“In the last year the police did a relatively good job. They did find the killers. I have to give credit where credit is due.”
Arab students make up about 13 percent of undergrads at Israel’s colleges and universities, and of these, 56 percent are women. Is this fact having any effect on women’s status in Arab society?
Aida Touma Suleiman says she is not sure the percentage of women in university is higher if you count all the men studying in places like Jordan and the West Bank. In any case, she says, the influx of women into higher ed will have an impact on gender equality “in the long term, but not tomorrow.”
“The status of girls in school doesn’t reflect their status in society,” says Salaime.

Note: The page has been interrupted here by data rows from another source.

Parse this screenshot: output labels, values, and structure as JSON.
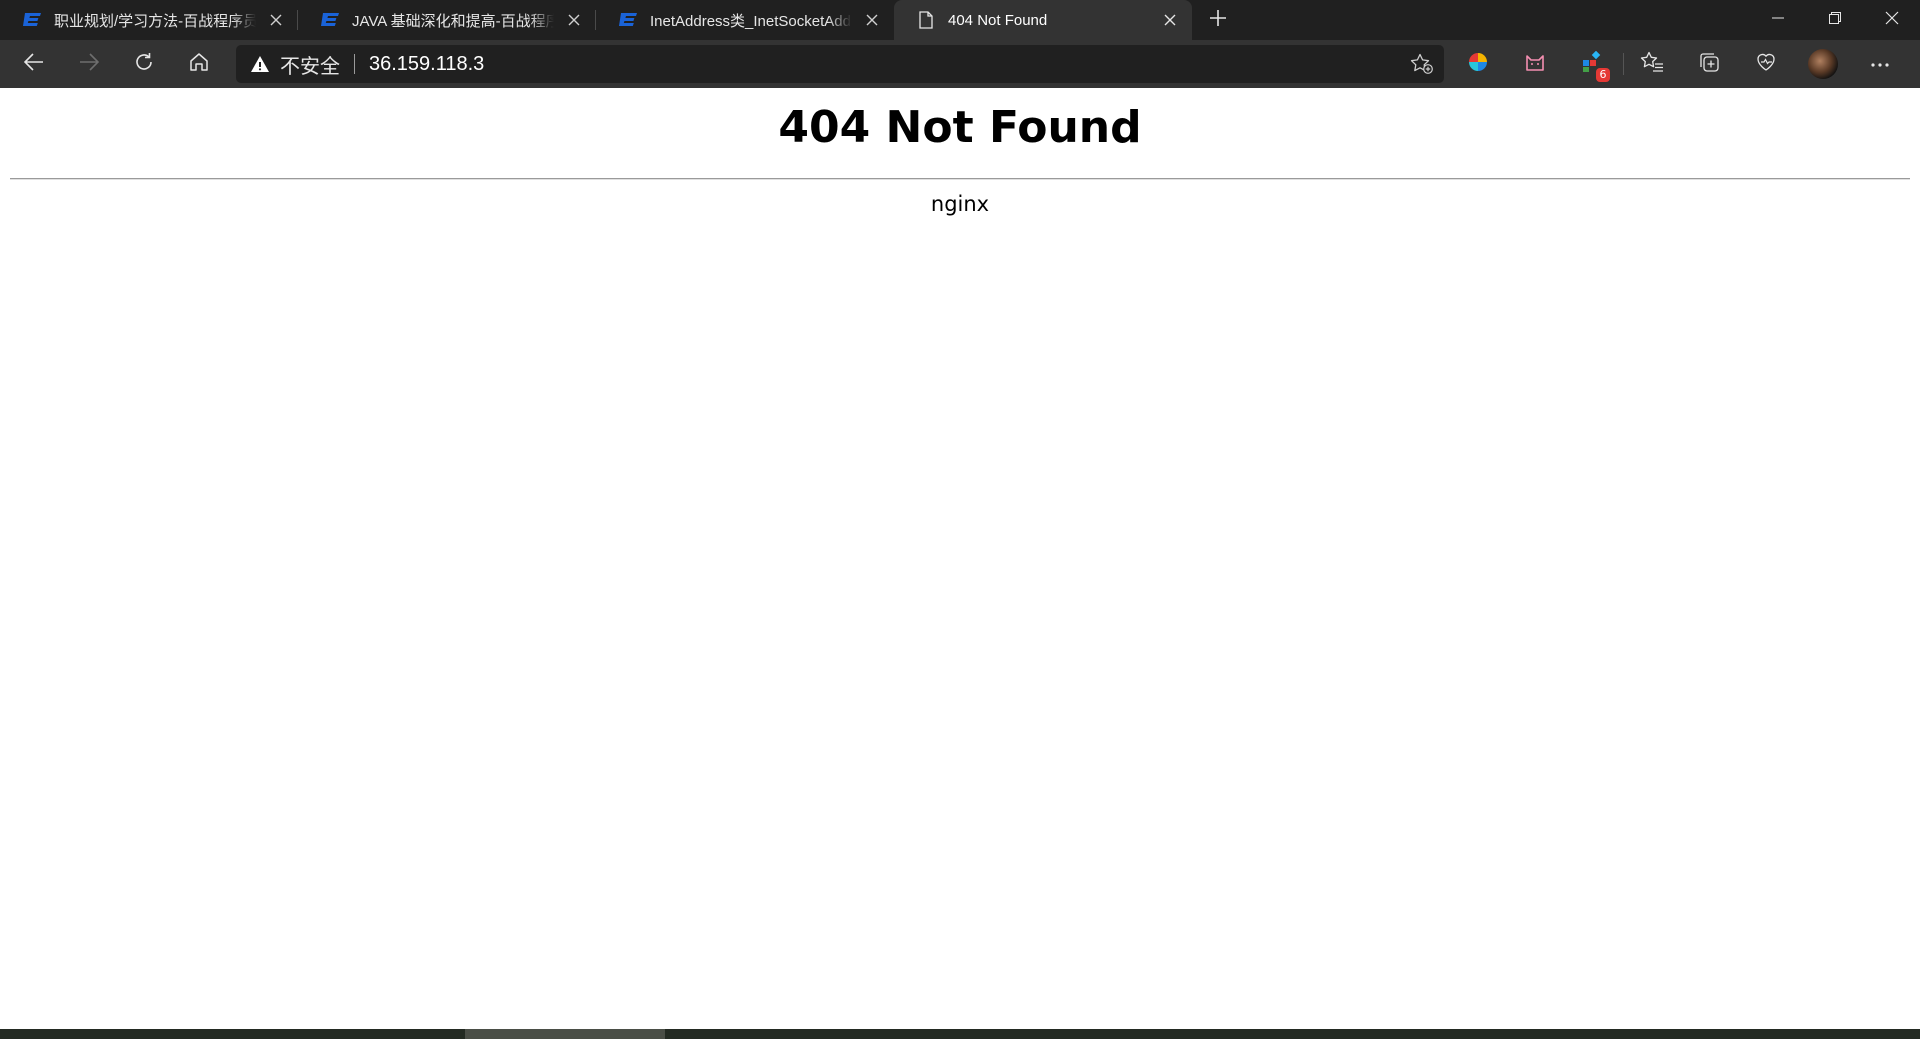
{
  "tabs": [
    {
      "title": "职业规划/学习方法-百战程序员",
      "icon": "bz-logo-icon",
      "active": false
    },
    {
      "title": "JAVA 基础深化和提高-百战程序员",
      "icon": "bz-logo-icon",
      "active": false
    },
    {
      "title": "InetAddress类_InetSocketAddress",
      "icon": "bz-logo-icon",
      "active": false
    },
    {
      "title": "404 Not Found",
      "icon": "page-icon",
      "active": true
    }
  ],
  "addressbar": {
    "security_label": "不安全",
    "url": "36.159.118.3"
  },
  "extensions": {
    "badge_count": "6"
  },
  "page": {
    "heading": "404 Not Found",
    "server": "nginx"
  },
  "colors": {
    "tabstrip_bg": "#202020",
    "toolbar_bg": "#333333",
    "brand_blue": "#1a63d8"
  }
}
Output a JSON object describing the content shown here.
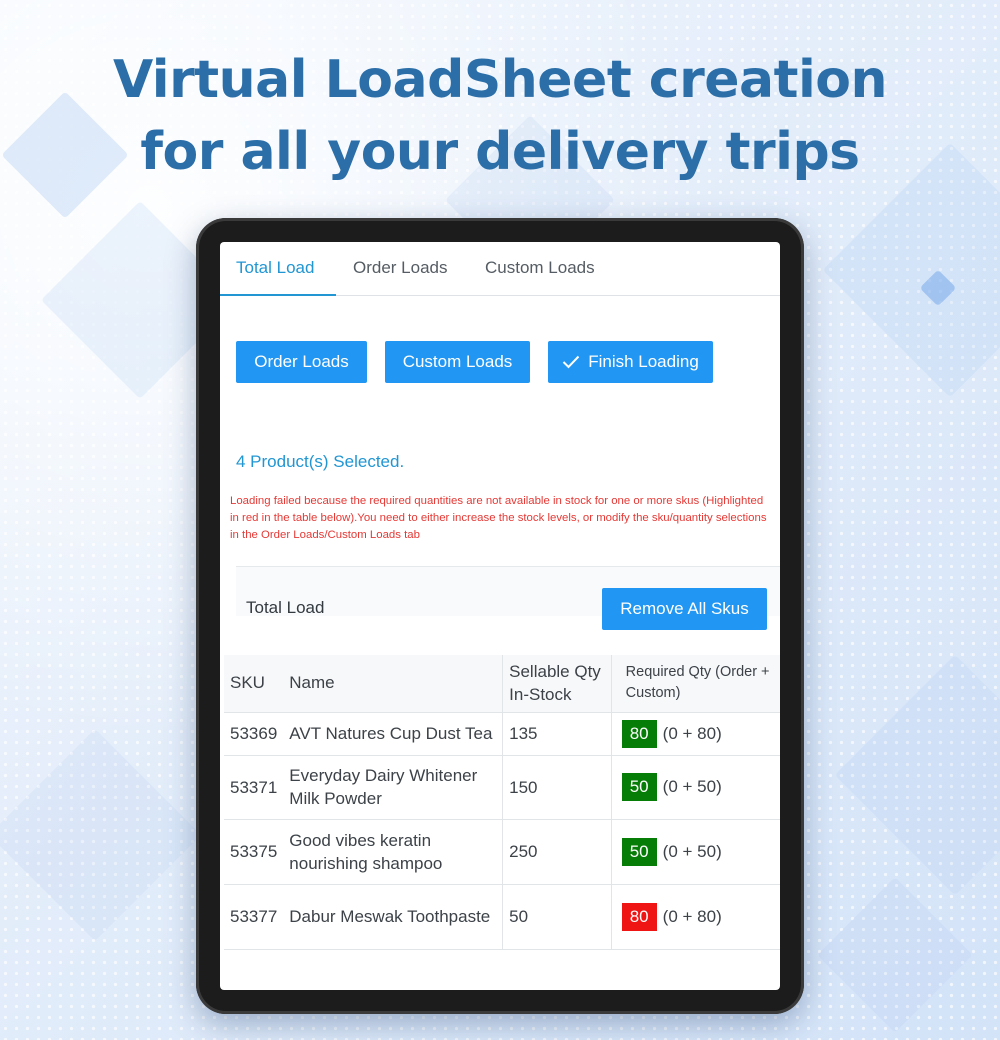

A man can go work and make a living. An Arab girl can’t work in agriculture or construction or industry or business. The only way to advance is through academics. I am a working woman with a master’s degree, but I haven’t reached equality. If a woman gets a doctorate will she be immune from being beaten at home? I don’t think so.”
According to Awad-Rashed, only 22% of Arab women work outside the home (as compared to 59% of Jewish women and 60 percent of Arab men). Of these, only 1.1% are in a managerial position (as compared to 5.4% of Jewish women).

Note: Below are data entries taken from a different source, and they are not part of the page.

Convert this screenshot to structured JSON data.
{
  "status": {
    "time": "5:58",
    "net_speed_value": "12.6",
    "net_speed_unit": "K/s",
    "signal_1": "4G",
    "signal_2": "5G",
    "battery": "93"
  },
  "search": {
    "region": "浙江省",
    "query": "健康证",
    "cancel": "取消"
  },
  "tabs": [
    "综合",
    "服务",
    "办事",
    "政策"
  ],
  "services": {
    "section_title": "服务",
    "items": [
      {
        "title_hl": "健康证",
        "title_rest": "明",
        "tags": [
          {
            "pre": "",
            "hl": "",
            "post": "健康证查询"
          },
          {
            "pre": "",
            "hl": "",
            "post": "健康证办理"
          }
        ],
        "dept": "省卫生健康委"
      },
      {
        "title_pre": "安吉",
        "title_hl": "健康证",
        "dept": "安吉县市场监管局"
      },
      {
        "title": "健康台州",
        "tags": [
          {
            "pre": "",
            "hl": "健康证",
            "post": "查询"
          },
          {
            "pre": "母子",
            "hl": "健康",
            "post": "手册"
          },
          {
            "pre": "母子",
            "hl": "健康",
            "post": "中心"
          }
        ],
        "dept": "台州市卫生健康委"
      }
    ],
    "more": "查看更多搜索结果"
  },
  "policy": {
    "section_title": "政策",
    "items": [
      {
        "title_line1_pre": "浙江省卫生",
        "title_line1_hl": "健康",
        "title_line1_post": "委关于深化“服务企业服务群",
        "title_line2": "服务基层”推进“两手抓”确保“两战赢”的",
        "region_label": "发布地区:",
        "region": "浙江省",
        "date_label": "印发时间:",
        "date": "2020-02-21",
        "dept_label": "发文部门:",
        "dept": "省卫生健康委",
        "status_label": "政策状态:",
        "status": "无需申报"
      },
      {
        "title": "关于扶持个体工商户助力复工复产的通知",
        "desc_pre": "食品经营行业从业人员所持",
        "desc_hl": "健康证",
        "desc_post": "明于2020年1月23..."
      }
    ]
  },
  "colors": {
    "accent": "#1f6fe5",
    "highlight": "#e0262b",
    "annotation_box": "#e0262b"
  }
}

“Working does reduce their economic dependence, but it doesn’t change the patriarchal culture,” she says.
Awad-Rashed stresses that the obstacles to Arab women working are not just internal social ones but “structural obstacles that the state puts in our way. There are not enough places to work, our villages and cities are not industrialized, public transportation is not adequate and there are not enough preschools for kids. There is discrimination in budgets and services.”
Israel’s former economy minister Naftali Bennett echoed some of these criticisms in a speech at the Prime Minister’s Conference for developing the Arab sector in 2013. “There is a built-in discrimination against Arabs in the job market. There are obstacles and a lack of exposure to jobs as well as a security situation that wrongly prevents the hiring of Arabs. The banking system makes it hard for the Arab sector to develop and I see the government as the one that must break the glass ceiling for Arab workers. We must tell the truth. It’s harder for Arab young people than for Jewish young people. But I want to send a message that you shouldn’t give up on the state and the state won’t give up on you.”
But Salaime says that beyond economics, the most important way to prevent violence against Arab women is simply to raise awareness.
“You can be a housewife but you know that no one touches you and anyone who hurts you will have to pay the price. You’d be surprised by how many women don’t have that awareness.”
Salaime says she can’t say the number of murders has gone down in the last 20 years, but she has seen progress.
“The number of babies born went down and the divorce rate has gone up. More women are choosing for themselves whom they want to marry. I know a lot of women who got out of a bad relationship, found work and started over. We’re moving in the right direction.”